While a lot of us have been asking whether or not states should establish health care exchanges, back in November, the Washington Post’s Sarah Kliff asked a different question: “Is Obamacare too much work for the Obama administration?”
It was a completely reasonable question.
The exchanges are set to go online when open enrollment starts this October (coverage begins in January), and the complexity of building an Expedia for health care consumers is nothing short of breathtaking (as the graph illustrates.)
When you consider that some states will create their own exchanges (the White House now says they will be given extra time to comply with the law), while the federal government will create some exchanges (and partner with others), it becomes clear that this is a huge logistical challenge.
Add in the fact that each state has its own regulations — and that numerous governmental agencies will have to interface through the back end of the system — and it’s hard to imagine anyone meets the deadline.
To give you an idea how difficult the task, consider this: Just last month, NBC Nightly News reported that the Air Force spent $1 billion and seven years on a failed effort to consolidate their computer systems.
This software modernization project, called the Expeditionary Combat Support System (ECSS), was a logistical challenge, to be sure.
HHS continues to insist the exchanges will launch on time.
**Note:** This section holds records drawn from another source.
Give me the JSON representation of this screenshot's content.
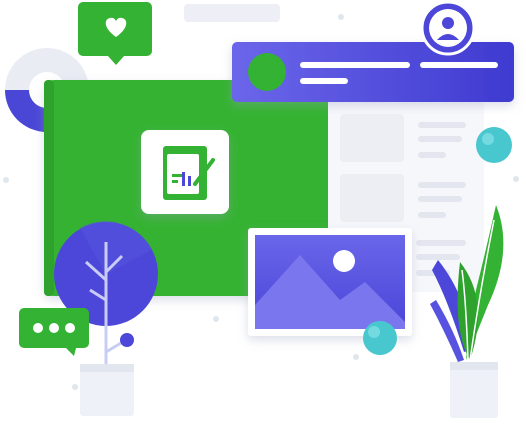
{
  "colors": {
    "green": "#34b233",
    "green_dark": "#2a9a2c",
    "indigo": "#4c47d8",
    "indigo_light": "#6a67e8",
    "teal": "#49c7cf",
    "panel_gray": "#eff1f6",
    "line_gray": "#e3e6ee",
    "white": "#ffffff"
  },
  "icons": {
    "heart": "heart-icon",
    "avatar": "user-avatar-icon",
    "chat": "chat-bubble-icon",
    "app": "document-edit-icon",
    "image": "landscape-image-icon"
  }
}
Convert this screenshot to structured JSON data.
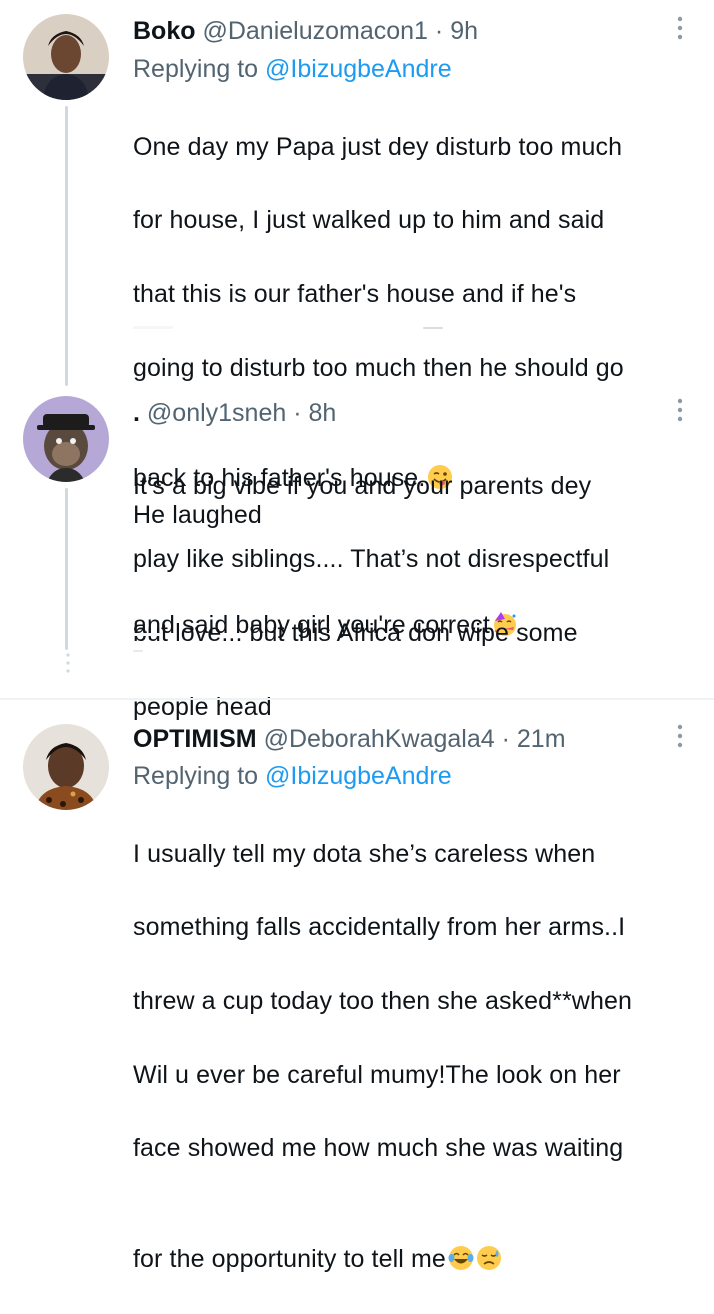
{
  "tweets": [
    {
      "display_name": "Boko",
      "handle": "@Danieluzomacon1",
      "separator": "·",
      "time": "9h",
      "replying_label": "Replying to",
      "replying_to": "@IbizugbeAndre",
      "text_lines": [
        "One day my Papa just dey disturb too much",
        "for house, I just walked up to him and said",
        "that this is our father's house and if he's",
        "going to disturb too much then he should go",
        "back to his father's house.",
        "He laughed",
        "and said baby girl you're correct"
      ],
      "emojis": [
        "winking-face-with-tongue",
        "partying-face"
      ]
    },
    {
      "display_name": ".",
      "handle": "@only1sneh",
      "separator": "·",
      "time": "8h",
      "text_lines": [
        "It’s a big vibe if you and your parents dey",
        "play like siblings.... That’s not disrespectful",
        "but love... but this Africa don wipe some",
        "people head"
      ]
    },
    {
      "display_name": "OPTIMISM",
      "handle": "@DeborahKwagala4",
      "separator": "·",
      "time": "21m",
      "replying_label": "Replying to",
      "replying_to": "@IbizugbeAndre",
      "text_lines": [
        "I usually tell my dota she’s careless when",
        "something falls accidentally from her arms..I",
        "threw a cup today too then she asked**when",
        "Wil u ever be careful mumy!The look on her",
        "face showed me how much she was waiting",
        "for the opportunity to tell me"
      ],
      "emojis": [
        "face-with-tears-of-joy",
        "disappointed-relieved-face"
      ]
    }
  ],
  "colors": {
    "text": "#0f1419",
    "meta": "#536471",
    "mention": "#1d9bf0",
    "thread_line": "#cfd9de",
    "divider": "#eff3f4"
  }
}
But if the Air Force couldn’t make their modernization project work in seven years, what are the odds government bureaucrats can seamlessly slap together these complex exchanges (now called “marketplaces”) in a matter of a few months?